by Calvin Wilson
Jazz has always been at the heart of David Sanborn’s sound. But in recent years, the alto saxophonist has downplayed the pop and funk influences that brought him commercial success, focusing instead on a blend of jazz and R&B that recalls the exuberant approach of his hero, the late Ray Charles. In the first of two sets at Jazz at the Bistro on Monday evening, Sanborn was at his glorious best.
Fronting a trio that included organist Joey DeFrancesco and drummer Byron Landham, that also made room for lyrical interludes. The set drew heavily from recent albums on which Sanborn paid tribute to Charles and his key sidemen on saxophone, Hank Crawford and David “Fathead” Newman.
Things got off to an engaging start with “Comin’ Home Baby,” an upbeat tune that found Sanborn playing loud, deep and strong as DeFrancesco matched him for sheer energy and imagination. That vibe persisted on “Brother Ray,” which also introduced a gospel tinge to the proceedings.
There was more than a hint of rock ‘n’ roll to Sanborn’s rendering of “The Peeper,” and “Let the Good Times Roll” benefited mightily from DeFrancesco’s unpretentious singing.
But the slower-paced material was just as effective. “Basin Street Blues” showed off Sanborn at his most rapturous, and his performance of “Only Everything” exemplified the art of ballad playing.

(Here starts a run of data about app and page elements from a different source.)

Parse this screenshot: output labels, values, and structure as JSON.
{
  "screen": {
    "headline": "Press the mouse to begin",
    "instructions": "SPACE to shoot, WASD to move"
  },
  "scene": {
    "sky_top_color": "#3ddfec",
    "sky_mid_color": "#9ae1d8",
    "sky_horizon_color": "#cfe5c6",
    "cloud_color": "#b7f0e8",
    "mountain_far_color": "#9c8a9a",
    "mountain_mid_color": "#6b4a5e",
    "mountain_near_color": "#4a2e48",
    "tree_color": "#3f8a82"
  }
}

Throughout the set, Sanborn, DeFrancesco and Landham maintained a musical rapport that made whatever came next sound at once surprising and inevitable – a strategy that kept the crowd delighted from the first to the last note.
Sanborn, who has been called the most influential performer on alto sax since bebop legend Charlie Parker, doesn’t always receive his due from jazz critics and historians, who tend to equate mainstream popularity with compromised artistry. But Sanborn’s status as one of the great jazz saxophonists is undeniable, as this performance beautifully demonstrated.